Left Back: Paul Konchesky
What’s in a Konchesky? We all know his look: big bubble face, enlarged eyes, flushed cheeks, a man constantly drenched in sweat and carrying the demeanor of someone waiting for something bad to happen. He senses it’s there; just not sure when. A problem you always wish belonged to someone else.
While most of these articles have focused on especially brilliant left-backs—look at Roberto Carlos and his bendy free kick! Cor, wow, Bixente Lizarazu is a tiny man yet bestowed with World Cup-winning greatness! Et cetera!—there must also be room to discuss those that vex more than they delight.
As a Liverpool fan—my first life mistake, I’m aware—seeing Paul Konchesky all big-smiled and happy about joining the Reds was a dispiriting day. Not only was it confirmation once and for all that we were a decidedly middle-rate club with enough of a decline in recent years to consider it a pattern and not an anomaly, but it was almost a sign of contrition, of defeat. We’d hired a man set to drag us out of one malaise and into another different kind of turgid hell, and he’d promptly gone and recruited perhaps the least essential member of his former squad at Fulham. Paul Konchesky. Paul fucking Konchesky. A man whose finest highlights were incontrovertible, yet happy, accidents.
Take the goal for West Ham against Liverpool in the 2005 FA Cup final. A sublime finish, to be sure, and one that had the Hammers within a late Gerrard thunderbolt of lifting the trophy, and yet, there’s absolutely no mistaking that Paul was trying, bless him, to cross the ball for Dean Ashton’s square forehead and not, as it came to be, float an artful shot into the only square inches of the goal Pepe Reina could not reach from fully 35 yards away and from an equally absurd angle on the left flank.
But that’s Paul Konchesky. Give him a season, and he’ll give you one perfect moment, a lifeboat amid a sea of hair-pulling, teeth-gnashing mediocrity so strong and forceful that you swear it’s planned that way.
For a club that harbored delusions of grandeur, we hoped for a left-back and we were promptly given Paul Konchesky. He represented Liverpool’s future, all grim and grey and peripatetic and ordinary. Moderate amounts of graft and and grit other attributes that harkened back to the terraces, but he muddled through games with all the panache of Sisyphus nudging that massive rock up an improbable incline. Tied up as Liverpool was with the shenanigans of Hicks & Gillett, and with Roy Hodgson’s frantic face-rubbing on the sideline, you’d have been forgiven for tearing your eyes out at watching Konchesky play. We loaned out Insua for this clown?

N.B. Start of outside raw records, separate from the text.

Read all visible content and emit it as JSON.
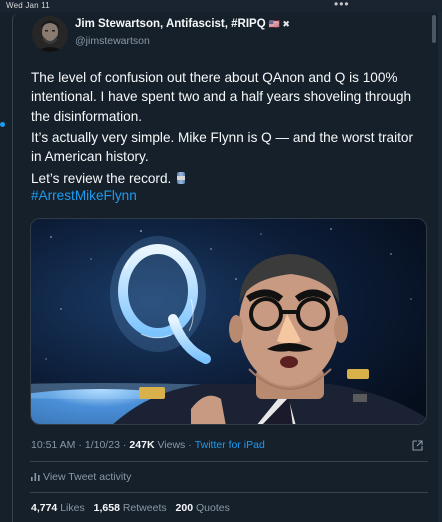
{
  "system": {
    "date": "Wed Jan 11",
    "dots": "•••"
  },
  "tweet": {
    "author_name": "Jim Stewartson, Antifascist, #RIPQ",
    "author_flags": "🇺🇸 ✖",
    "handle": "@jimstewartson",
    "paragraph1": "The level of confusion out there about QAnon and Q is 100% intentional. I have spent two and a half years shoveling through the disinformation.",
    "paragraph2": "It’s actually very simple. Mike Flynn is Q — and the worst traitor in American history.",
    "paragraph3": "Let’s review the record.",
    "hashtag": "#ArrestMikeFlynn",
    "time": "10:51 AM",
    "date": "1/10/23",
    "views_count": "247K",
    "views_label": "Views",
    "source": "Twitter for iPad",
    "activity_label": "View Tweet activity",
    "likes_count": "4,774",
    "likes_label": "Likes",
    "retweets_count": "1,658",
    "retweets_label": "Retweets",
    "quotes_count": "200",
    "quotes_label": "Quotes"
  },
  "colors": {
    "background": "#15202b",
    "accent": "#1d9bf0",
    "secondary_text": "#8b98a5",
    "border": "#38444d"
  }
}
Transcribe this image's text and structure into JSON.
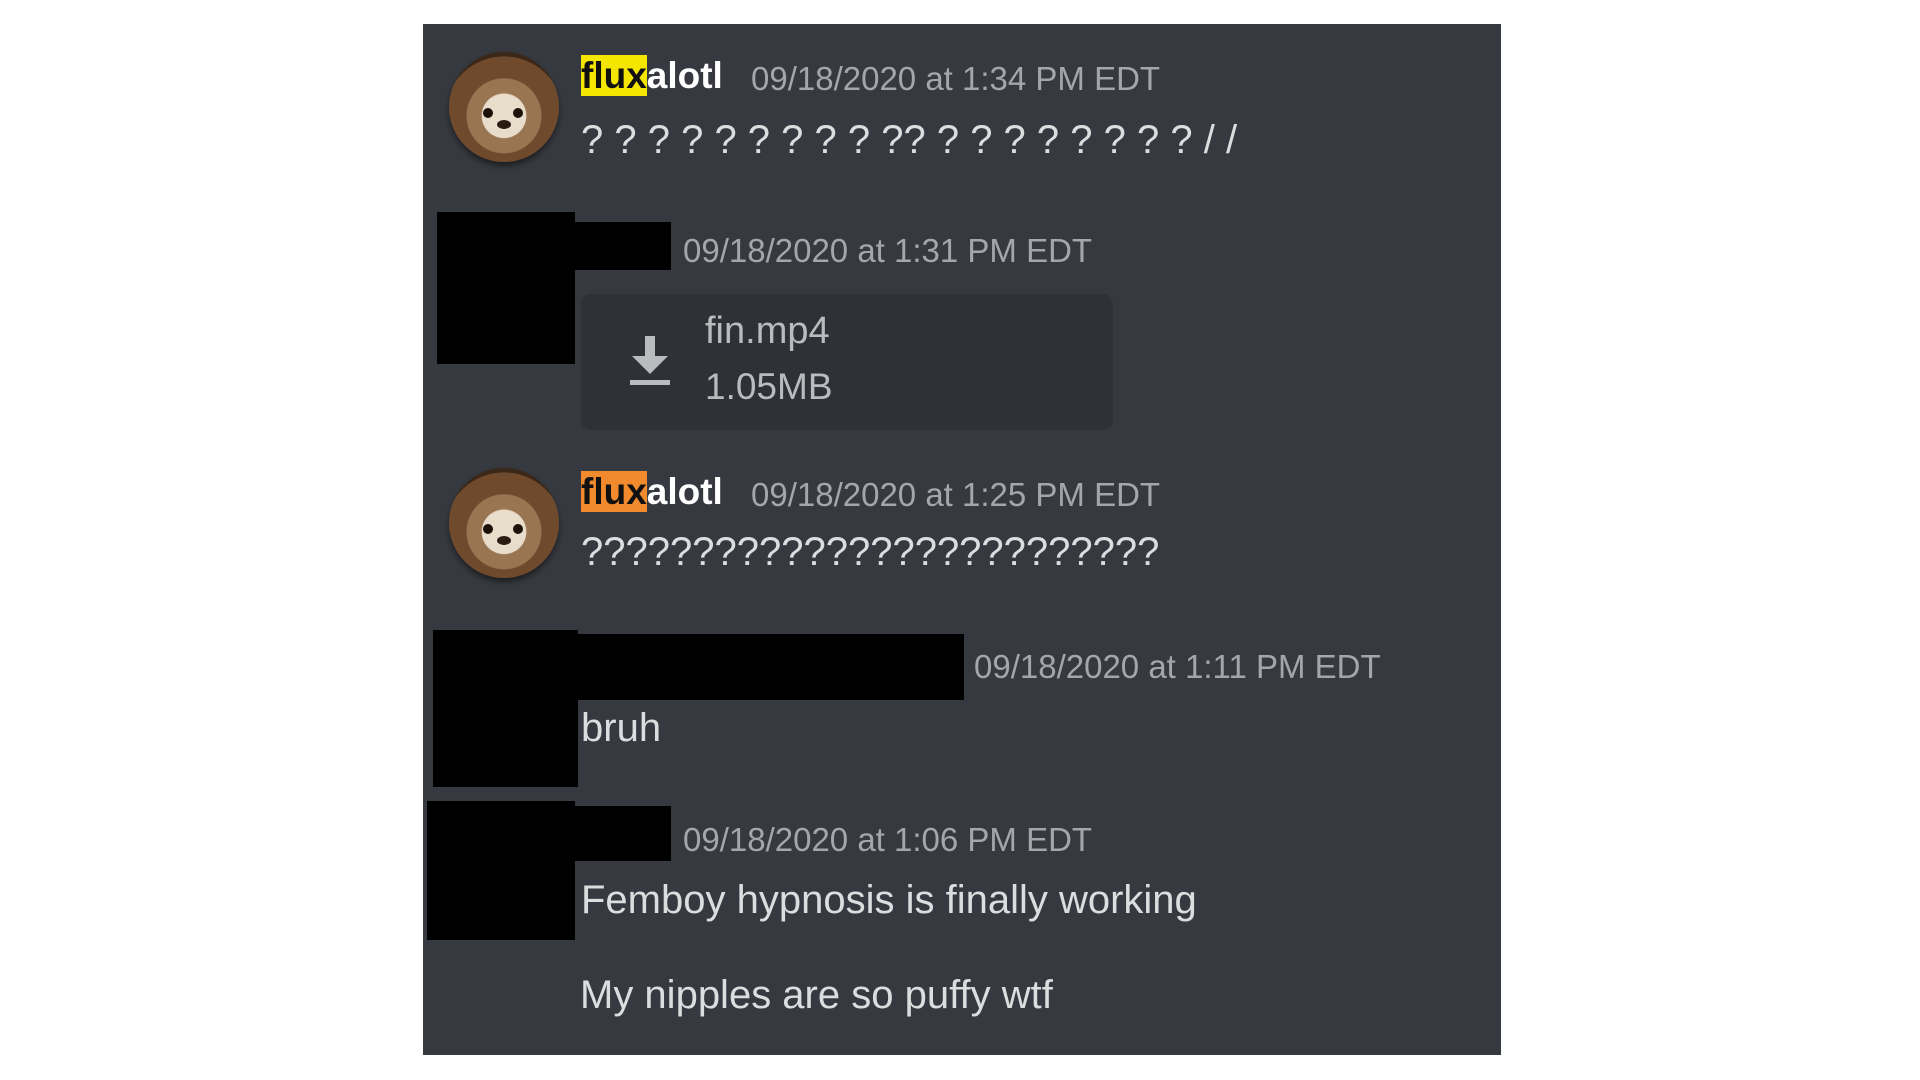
{
  "messages": [
    {
      "username_highlight": "flux",
      "username_rest": "alotl",
      "timestamp": "09/18/2020 at 1:34 PM EDT",
      "text": "? ? ? ? ? ? ? ? ? ?? ? ? ? ? ? ? ? ? / /"
    },
    {
      "timestamp": "09/18/2020 at 1:31 PM EDT",
      "attachment": {
        "filename": "fin.mp4",
        "size": "1.05MB",
        "icon": "download-icon"
      }
    },
    {
      "username_highlight": "flux",
      "username_rest": "alotl",
      "timestamp": "09/18/2020 at 1:25 PM EDT",
      "text": "??????????????????????????"
    },
    {
      "timestamp": "09/18/2020 at 1:11 PM EDT",
      "text": "bruh"
    },
    {
      "timestamp": "09/18/2020 at 1:06 PM EDT",
      "lines": [
        "Femboy hypnosis is finally working",
        "My nipples are so puffy wtf"
      ]
    }
  ],
  "colors": {
    "background": "#36393f",
    "attachment_bg": "#2f3136",
    "highlight_yellow": "#f5e600",
    "highlight_orange": "#f08a2c",
    "timestamp": "#a3a6aa",
    "text": "#dcddde"
  }
}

The final nail in his coffin came when he remained silent through endless Anfieldian abuse, and yet his mother simply could not. This shifted him from a stoic, mediocre battler to that wimpy kid we all knew in school whose mum wasn’t afraid to chase you off her doorstep for harassing her liddle, widdle baby boy. I understand her defense mechanism, but I’ll note that when I went to the 2009 Carling Cup Final and had the pleasure of sitting in the Spurs Friends & Family Section—two main highlights: watching Martin Samuel manhandle a cup of coffee while his lackey typed out notes for Samuel’s match report, and seeing two men argue over one man’s insistence on waving a very large flag that blocked the view of many—we cursed David Bentley and a (then) hapless Gareth Bale mere seats away from the Bentley and Bale families. Especially when Bentley shanked his penalty in the shoot-out, tricked by an iPod-wearing Ben Foster of all people.
Am I proud of that? Not particularly, but I’ll note that not one brother, cousin, father, or mother downed a pint and faced us to defend their child. Time and a place for everything, Mrs. Konchesky. Time and a place. Perhaps, on some level, they knew our rebukes were justified, or maybe their sense of pride was simply not something they wished to lay on the line at that particular moment. Having watched that game again recently on replay, I’d even argue that we were merely expressing (rudely) what everyone around us was thinking.
But back to times and places for a moment. Leicester City seems about right for our Paul. He gamely fought through half a season before Dalglish put him out of his misery, but his brief and hilarious tenure at Anfield sets right the following: sometimes shit is just shit, even if it is trying very hard.
And that’s important too. I think.